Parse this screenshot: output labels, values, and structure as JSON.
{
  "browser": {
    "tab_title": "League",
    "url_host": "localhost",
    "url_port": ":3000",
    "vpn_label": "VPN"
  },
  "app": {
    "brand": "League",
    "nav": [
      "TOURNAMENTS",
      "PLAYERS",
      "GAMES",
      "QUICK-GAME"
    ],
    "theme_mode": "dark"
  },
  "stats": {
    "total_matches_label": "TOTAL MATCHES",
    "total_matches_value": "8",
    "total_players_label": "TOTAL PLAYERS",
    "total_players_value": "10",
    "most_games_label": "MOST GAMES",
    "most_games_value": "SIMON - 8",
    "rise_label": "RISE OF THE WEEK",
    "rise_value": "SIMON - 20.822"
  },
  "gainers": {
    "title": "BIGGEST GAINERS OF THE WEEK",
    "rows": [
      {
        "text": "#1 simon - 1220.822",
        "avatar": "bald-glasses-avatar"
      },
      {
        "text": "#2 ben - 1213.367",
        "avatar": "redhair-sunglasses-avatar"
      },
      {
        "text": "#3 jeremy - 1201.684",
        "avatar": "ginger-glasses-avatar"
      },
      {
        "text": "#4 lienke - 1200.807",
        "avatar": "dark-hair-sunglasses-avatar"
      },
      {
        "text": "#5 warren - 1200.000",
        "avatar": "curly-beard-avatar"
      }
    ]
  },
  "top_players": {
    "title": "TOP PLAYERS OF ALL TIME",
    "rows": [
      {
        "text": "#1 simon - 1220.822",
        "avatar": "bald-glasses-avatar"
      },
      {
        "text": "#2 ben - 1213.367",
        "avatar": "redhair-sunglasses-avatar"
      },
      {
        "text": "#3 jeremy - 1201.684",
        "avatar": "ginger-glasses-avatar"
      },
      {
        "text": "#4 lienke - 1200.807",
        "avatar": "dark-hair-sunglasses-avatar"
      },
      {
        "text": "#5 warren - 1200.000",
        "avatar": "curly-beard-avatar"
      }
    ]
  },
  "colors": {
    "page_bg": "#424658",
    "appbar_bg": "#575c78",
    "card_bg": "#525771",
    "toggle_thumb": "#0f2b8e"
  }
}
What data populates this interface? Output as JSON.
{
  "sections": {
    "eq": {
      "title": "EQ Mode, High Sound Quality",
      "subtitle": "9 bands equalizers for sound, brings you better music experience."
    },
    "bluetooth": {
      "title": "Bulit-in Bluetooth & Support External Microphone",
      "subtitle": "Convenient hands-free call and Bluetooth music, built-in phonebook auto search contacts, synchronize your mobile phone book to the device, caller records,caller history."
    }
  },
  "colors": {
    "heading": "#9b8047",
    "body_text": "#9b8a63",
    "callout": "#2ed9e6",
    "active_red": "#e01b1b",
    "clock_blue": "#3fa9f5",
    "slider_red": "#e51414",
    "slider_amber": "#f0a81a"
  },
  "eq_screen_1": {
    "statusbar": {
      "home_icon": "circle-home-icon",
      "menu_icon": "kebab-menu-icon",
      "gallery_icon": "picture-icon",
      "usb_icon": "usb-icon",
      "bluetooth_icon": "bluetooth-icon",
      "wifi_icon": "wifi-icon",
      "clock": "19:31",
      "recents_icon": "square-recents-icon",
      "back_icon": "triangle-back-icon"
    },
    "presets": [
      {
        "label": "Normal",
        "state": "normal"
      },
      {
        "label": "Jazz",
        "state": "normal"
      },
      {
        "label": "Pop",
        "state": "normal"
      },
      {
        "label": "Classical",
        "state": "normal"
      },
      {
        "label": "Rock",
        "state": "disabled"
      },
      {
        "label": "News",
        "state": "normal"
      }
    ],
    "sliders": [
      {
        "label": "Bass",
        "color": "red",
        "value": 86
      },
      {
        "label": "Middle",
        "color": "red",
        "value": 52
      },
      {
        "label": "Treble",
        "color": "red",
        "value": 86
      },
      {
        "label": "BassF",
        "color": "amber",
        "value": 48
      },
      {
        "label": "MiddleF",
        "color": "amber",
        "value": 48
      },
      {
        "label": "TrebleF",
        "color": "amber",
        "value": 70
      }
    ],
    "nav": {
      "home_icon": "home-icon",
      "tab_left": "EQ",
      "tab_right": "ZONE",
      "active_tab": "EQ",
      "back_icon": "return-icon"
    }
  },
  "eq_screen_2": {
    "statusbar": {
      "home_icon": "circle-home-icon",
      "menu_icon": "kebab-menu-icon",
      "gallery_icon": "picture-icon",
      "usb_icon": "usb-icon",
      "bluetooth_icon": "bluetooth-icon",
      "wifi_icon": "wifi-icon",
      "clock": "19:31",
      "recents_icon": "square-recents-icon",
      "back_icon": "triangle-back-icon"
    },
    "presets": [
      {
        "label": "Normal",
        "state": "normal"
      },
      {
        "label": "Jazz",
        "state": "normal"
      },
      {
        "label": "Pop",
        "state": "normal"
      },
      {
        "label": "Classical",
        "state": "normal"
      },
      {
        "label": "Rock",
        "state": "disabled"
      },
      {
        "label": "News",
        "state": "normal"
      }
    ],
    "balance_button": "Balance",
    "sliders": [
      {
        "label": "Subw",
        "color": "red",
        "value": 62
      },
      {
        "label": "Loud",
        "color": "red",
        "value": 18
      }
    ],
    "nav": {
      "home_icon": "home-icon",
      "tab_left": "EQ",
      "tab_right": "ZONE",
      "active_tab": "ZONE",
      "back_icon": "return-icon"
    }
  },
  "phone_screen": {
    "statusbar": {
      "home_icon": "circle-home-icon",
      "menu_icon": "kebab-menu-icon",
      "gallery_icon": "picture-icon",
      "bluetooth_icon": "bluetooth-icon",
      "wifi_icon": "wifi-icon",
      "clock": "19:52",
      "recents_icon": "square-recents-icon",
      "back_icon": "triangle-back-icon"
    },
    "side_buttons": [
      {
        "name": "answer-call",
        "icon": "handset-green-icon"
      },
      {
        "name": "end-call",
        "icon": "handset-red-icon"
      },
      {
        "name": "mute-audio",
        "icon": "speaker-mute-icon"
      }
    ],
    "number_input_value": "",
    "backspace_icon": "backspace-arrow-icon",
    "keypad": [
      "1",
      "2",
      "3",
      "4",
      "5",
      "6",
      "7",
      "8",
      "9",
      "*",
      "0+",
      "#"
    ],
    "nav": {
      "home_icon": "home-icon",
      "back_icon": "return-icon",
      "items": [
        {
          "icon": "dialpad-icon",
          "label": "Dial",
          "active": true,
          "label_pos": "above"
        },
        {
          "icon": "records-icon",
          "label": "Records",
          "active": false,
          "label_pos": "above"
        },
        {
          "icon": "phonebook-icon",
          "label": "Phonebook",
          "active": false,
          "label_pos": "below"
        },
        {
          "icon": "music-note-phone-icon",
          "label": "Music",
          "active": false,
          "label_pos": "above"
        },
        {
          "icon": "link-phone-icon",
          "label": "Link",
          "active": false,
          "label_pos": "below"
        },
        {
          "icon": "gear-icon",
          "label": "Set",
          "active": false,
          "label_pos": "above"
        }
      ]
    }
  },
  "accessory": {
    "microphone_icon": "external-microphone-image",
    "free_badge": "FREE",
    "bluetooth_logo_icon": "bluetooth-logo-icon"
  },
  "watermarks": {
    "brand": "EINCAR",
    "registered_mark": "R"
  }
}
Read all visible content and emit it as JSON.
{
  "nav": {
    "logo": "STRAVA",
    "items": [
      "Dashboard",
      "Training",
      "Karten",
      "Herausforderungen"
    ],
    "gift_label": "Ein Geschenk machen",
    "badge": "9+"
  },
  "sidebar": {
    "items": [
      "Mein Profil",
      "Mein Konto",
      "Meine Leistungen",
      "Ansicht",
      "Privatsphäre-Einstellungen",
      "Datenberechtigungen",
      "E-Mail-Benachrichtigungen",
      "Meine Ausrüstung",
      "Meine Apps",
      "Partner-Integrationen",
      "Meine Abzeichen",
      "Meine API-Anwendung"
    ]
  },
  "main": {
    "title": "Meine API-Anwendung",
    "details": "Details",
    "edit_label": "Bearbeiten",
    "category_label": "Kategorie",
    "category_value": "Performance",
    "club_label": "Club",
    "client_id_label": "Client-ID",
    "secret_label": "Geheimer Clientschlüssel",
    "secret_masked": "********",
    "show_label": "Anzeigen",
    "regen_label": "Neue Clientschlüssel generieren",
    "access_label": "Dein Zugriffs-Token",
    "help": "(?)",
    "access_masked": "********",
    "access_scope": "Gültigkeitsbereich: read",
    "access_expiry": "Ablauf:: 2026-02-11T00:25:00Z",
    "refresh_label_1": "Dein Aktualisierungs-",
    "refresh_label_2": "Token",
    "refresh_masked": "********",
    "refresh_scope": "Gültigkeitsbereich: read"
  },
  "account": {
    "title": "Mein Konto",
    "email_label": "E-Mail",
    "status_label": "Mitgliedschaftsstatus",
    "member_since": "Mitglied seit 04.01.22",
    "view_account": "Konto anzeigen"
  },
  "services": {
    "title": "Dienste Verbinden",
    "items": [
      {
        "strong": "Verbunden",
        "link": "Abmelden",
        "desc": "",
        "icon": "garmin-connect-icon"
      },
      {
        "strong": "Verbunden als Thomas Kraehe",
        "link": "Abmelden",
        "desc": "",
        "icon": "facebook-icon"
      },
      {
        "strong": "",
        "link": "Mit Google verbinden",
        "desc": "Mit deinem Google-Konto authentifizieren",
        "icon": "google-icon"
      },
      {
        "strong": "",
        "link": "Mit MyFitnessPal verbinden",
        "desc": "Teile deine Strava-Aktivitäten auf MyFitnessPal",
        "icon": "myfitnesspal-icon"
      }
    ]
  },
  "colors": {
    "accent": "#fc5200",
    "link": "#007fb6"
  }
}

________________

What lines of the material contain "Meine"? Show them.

      "Meine Leistungen",
      "Meine Ausrüstung",
      "Meine Apps",
      "Meine Abzeichen",
      "Meine API-Anwendung"
    "title": "Meine API-Anwendung",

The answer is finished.